EXERCISE PROMPT.
Exact copies of all the records are to be output.
BEGIN RECORDS SHOWN
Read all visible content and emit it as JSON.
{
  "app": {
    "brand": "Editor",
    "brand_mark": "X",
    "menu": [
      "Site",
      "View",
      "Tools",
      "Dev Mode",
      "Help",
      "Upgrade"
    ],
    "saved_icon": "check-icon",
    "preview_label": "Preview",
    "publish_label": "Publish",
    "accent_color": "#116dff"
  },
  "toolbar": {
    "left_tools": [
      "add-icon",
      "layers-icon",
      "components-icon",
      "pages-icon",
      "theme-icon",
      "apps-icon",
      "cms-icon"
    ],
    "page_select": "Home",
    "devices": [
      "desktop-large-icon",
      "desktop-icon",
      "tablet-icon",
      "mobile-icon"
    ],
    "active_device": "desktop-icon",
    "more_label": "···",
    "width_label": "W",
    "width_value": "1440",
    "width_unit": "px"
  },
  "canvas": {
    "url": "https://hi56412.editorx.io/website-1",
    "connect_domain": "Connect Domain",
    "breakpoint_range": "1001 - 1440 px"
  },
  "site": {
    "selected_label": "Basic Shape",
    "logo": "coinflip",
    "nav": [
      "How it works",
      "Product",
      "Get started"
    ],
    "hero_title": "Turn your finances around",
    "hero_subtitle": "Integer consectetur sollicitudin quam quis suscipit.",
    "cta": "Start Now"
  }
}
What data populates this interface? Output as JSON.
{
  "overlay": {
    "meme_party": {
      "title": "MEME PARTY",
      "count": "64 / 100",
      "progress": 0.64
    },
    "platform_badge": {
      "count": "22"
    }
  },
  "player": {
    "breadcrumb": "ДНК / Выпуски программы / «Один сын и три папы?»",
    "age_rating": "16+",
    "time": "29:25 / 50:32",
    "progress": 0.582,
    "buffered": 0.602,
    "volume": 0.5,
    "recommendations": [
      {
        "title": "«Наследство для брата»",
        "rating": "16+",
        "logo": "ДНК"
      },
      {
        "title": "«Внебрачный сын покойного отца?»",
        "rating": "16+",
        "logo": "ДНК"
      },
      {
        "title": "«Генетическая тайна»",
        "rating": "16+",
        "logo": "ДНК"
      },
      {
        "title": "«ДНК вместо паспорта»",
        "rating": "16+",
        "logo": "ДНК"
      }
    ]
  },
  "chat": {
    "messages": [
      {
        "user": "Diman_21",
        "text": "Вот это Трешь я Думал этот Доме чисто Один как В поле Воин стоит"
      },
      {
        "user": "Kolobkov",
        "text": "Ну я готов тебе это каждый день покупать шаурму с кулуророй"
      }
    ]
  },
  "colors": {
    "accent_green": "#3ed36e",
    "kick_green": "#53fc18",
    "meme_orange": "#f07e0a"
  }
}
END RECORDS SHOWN
EXERCISE ANSWER.
Read all visible content and emit it as JSON.
{
  "app": {
    "brand": "Editor",
    "brand_mark": "X",
    "menu": [
      "Site",
      "View",
      "Tools",
      "Dev Mode",
      "Help",
      "Upgrade"
    ],
    "saved_icon": "check-icon",
    "preview_label": "Preview",
    "publish_label": "Publish",
    "accent_color": "#116dff"
  },
  "toolbar": {
    "left_tools": [
      "add-icon",
      "layers-icon",
      "components-icon",
      "pages-icon",
      "theme-icon",
      "apps-icon",
      "cms-icon"
    ],
    "page_select": "Home",
    "devices": [
      "desktop-large-icon",
      "desktop-icon",
      "tablet-icon",
      "mobile-icon"
    ],
    "active_device": "desktop-icon",
    "more_label": "···",
    "width_label": "W",
    "width_value": "1440",
    "width_unit": "px"
  },
  "canvas": {
    "url": "https://hi56412.editorx.io/website-1",
    "connect_domain": "Connect Domain",
    "breakpoint_range": "1001 - 1440 px"
  },
  "site": {
    "selected_label": "Basic Shape",
    "logo": "coinflip",
    "nav": [
      "How it works",
      "Product",
      "Get started"
    ],
    "hero_title": "Turn your finances around",
    "hero_subtitle": "Integer consectetur sollicitudin quam quis suscipit.",
    "cta": "Start Now"
  }
}
What data populates this interface? Output as JSON.
{
  "overlay": {
    "meme_party": {
      "title": "MEME PARTY",
      "count": "64 / 100",
      "progress": 0.64
    },
    "platform_badge": {
      "count": "22"
    }
  },
  "player": {
    "breadcrumb": "ДНК / Выпуски программы / «Один сын и три папы?»",
    "age_rating": "16+",
    "time": "29:25 / 50:32",
    "progress": 0.582,
    "buffered": 0.602,
    "volume": 0.5,
    "recommendations": [
      {
        "title": "«Наследство для брата»",
        "rating": "16+",
        "logo": "ДНК"
      },
      {
        "title": "«Внебрачный сын покойного отца?»",
        "rating": "16+",
        "logo": "ДНК"
      },
      {
        "title": "«Генетическая тайна»",
        "rating": "16+",
        "logo": "ДНК"
      },
      {
        "title": "«ДНК вместо паспорта»",
        "rating": "16+",
        "logo": "ДНК"
      }
    ]
  },
  "chat": {
    "messages": [
      {
        "user": "Diman_21",
        "text": "Вот это Трешь я Думал этот Доме чисто Один как В поле Воин стоит"
      },
      {
        "user": "Kolobkov",
        "text": "Ну я готов тебе это каждый день покупать шаурму с кулуророй"
      }
    ]
  },
  "colors": {
    "accent_green": "#3ed36e",
    "kick_green": "#53fc18",
    "meme_orange": "#f07e0a"
  }
}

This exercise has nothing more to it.